Segment Start: Exercise data

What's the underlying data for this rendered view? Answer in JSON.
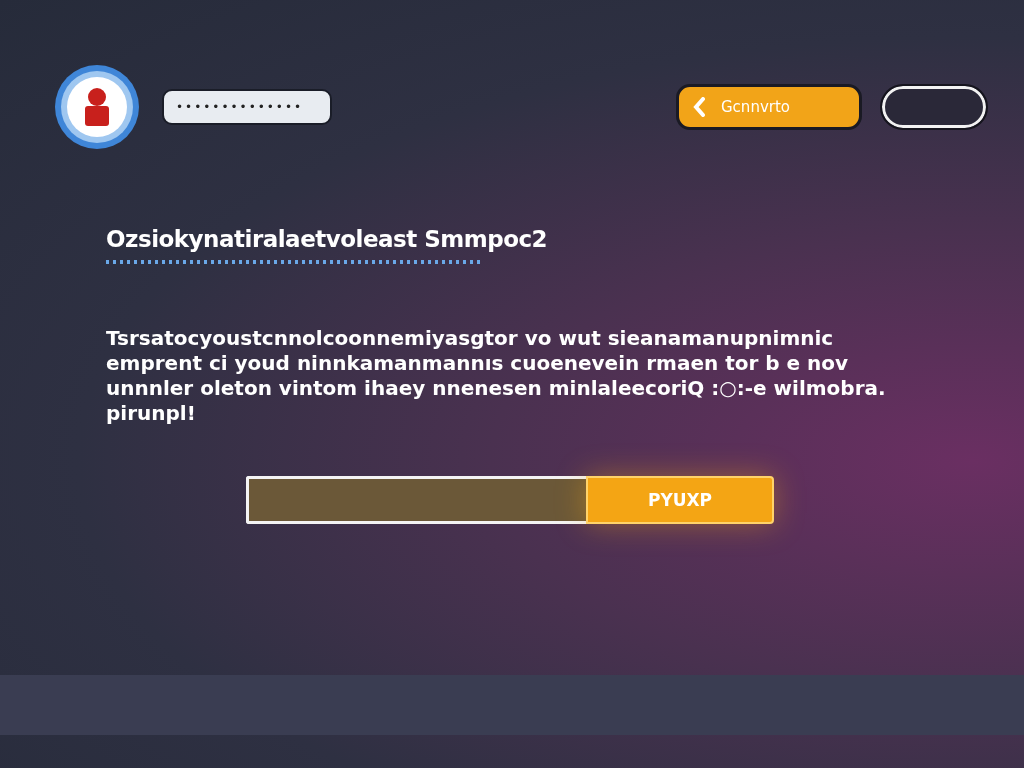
{
  "header": {
    "name_field": {
      "value": "••••••••••••••"
    },
    "back_button": {
      "label": "Gcnnvrto"
    }
  },
  "title": "Ozsiokynatiralaetvoleast Smmpoc2",
  "body": "Tsrsatocyoustcnnolcoonnemiyasgtor vo wut sieanamanupnimnic emprent ci youd ninnkamanmannıs cuoenevein rmaen tor b e nov unnnler oleton vintom ihaey nnenesen minlaleecoriQ :○:-e  wilmobra. pirunpl!",
  "form": {
    "submit_button": {
      "label": "PYUXP"
    }
  }
}
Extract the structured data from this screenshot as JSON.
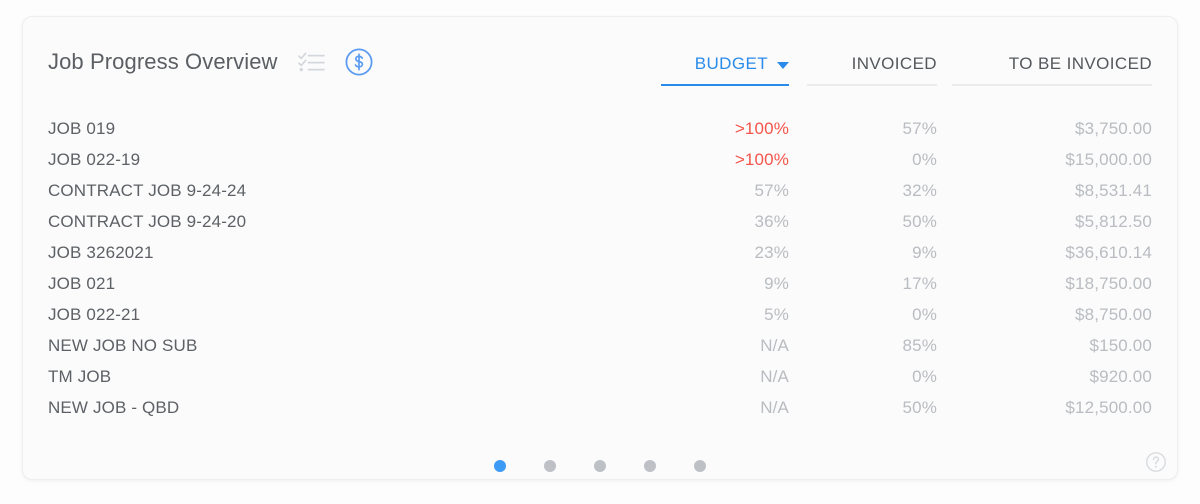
{
  "card": {
    "title": "Job Progress Overview",
    "icons": [
      {
        "name": "checklist-icon"
      },
      {
        "name": "dollar-circle-icon"
      }
    ]
  },
  "columns": [
    {
      "key": "budget",
      "label": "BUDGET",
      "active": true,
      "has_caret": true
    },
    {
      "key": "invoiced",
      "label": "INVOICED",
      "active": false,
      "has_caret": false
    },
    {
      "key": "tobe",
      "label": "TO BE INVOICED",
      "active": false,
      "has_caret": false
    }
  ],
  "rows": [
    {
      "name": "JOB 019",
      "budget": ">100%",
      "budget_over": true,
      "invoiced": "57%",
      "to_be_invoiced": "$3,750.00"
    },
    {
      "name": "JOB 022-19",
      "budget": ">100%",
      "budget_over": true,
      "invoiced": "0%",
      "to_be_invoiced": "$15,000.00"
    },
    {
      "name": "CONTRACT JOB 9-24-24",
      "budget": "57%",
      "budget_over": false,
      "invoiced": "32%",
      "to_be_invoiced": "$8,531.41"
    },
    {
      "name": "CONTRACT JOB 9-24-20",
      "budget": "36%",
      "budget_over": false,
      "invoiced": "50%",
      "to_be_invoiced": "$5,812.50"
    },
    {
      "name": "JOB 3262021",
      "budget": "23%",
      "budget_over": false,
      "invoiced": "9%",
      "to_be_invoiced": "$36,610.14"
    },
    {
      "name": "JOB 021",
      "budget": "9%",
      "budget_over": false,
      "invoiced": "17%",
      "to_be_invoiced": "$18,750.00"
    },
    {
      "name": "JOB 022-21",
      "budget": "5%",
      "budget_over": false,
      "invoiced": "0%",
      "to_be_invoiced": "$8,750.00"
    },
    {
      "name": "NEW JOB NO SUB",
      "budget": "N/A",
      "budget_over": false,
      "invoiced": "85%",
      "to_be_invoiced": "$150.00"
    },
    {
      "name": "TM JOB",
      "budget": "N/A",
      "budget_over": false,
      "invoiced": "0%",
      "to_be_invoiced": "$920.00"
    },
    {
      "name": "NEW JOB - QBD",
      "budget": "N/A",
      "budget_over": false,
      "invoiced": "50%",
      "to_be_invoiced": "$12,500.00"
    }
  ],
  "pagination": {
    "total": 5,
    "active_index": 0
  },
  "help": {
    "name": "help-circle-icon"
  },
  "colors": {
    "accent_blue": "#2b8bea",
    "dot_active": "#3d9bf5",
    "dot_inactive": "#bdc1c6",
    "over_budget_red": "#f4544a",
    "row_name": "#5d6165",
    "row_value": "#b9bcc0",
    "title": "#5b5e62"
  }
}
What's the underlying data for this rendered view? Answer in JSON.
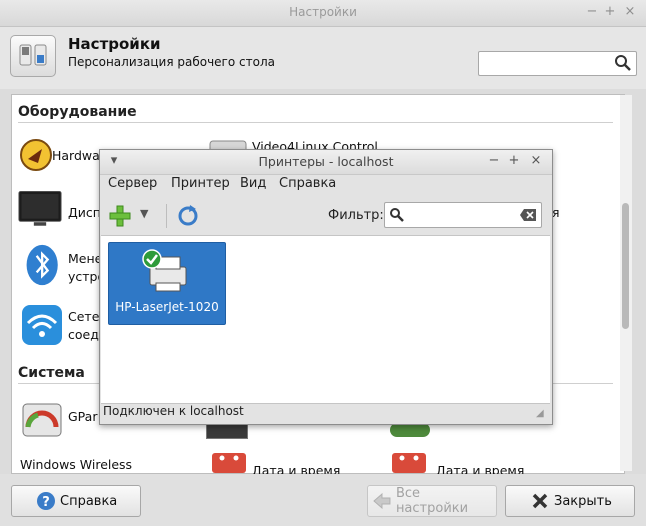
{
  "window": {
    "title": "Настройки",
    "buttons": {
      "minimize": "−",
      "maximize": "+",
      "close": "×"
    }
  },
  "header": {
    "title": "Настройки",
    "subtitle": "Персонализация рабочего стола",
    "search_placeholder": ""
  },
  "sections": {
    "hardware": {
      "title": "Оборудование",
      "items": [
        {
          "label": "Hardwa",
          "icon": "hardware-locator-icon"
        },
        {
          "label": "Video4Linux Control",
          "icon": "webcam-icon"
        },
        {
          "label": "Дисп",
          "icon": "display-monitor-icon"
        },
        {
          "label": "я",
          "icon": "hidden-item-icon"
        },
        {
          "label": "Мене",
          "label2": "устро",
          "icon": "bluetooth-icon"
        },
        {
          "label": "Сетев",
          "label2": "соеди",
          "icon": "wifi-icon"
        }
      ]
    },
    "system": {
      "title": "Система",
      "items": [
        {
          "label": "GPar",
          "icon": "gparted-icon"
        },
        {
          "label": "Windows Wireless",
          "icon": ""
        },
        {
          "label": "Дата и время",
          "icon": "calendar-icon"
        },
        {
          "label": "Дата и время",
          "icon": "calendar-icon"
        }
      ]
    }
  },
  "bottom_bar": {
    "help": "Справка",
    "all_settings": "Все настройки",
    "close": "Закрыть"
  },
  "printer_window": {
    "title": "Принтеры - localhost",
    "menu": [
      "Сервер",
      "Принтер",
      "Вид",
      "Справка"
    ],
    "filter_label": "Фильтр:",
    "filter_value": "",
    "printers": [
      {
        "name": "HP-LaserJet-1020",
        "status": "default"
      }
    ],
    "status": "Подключен к localhost"
  },
  "colors": {
    "accent": "#2f78c6",
    "content_bg": "#ffffff",
    "window_bg": "#dcdcdc"
  }
}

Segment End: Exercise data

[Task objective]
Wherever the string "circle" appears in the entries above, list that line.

[Output for this task]
        "name": "dollar-circle-icon"
    "name": "help-circle-icon"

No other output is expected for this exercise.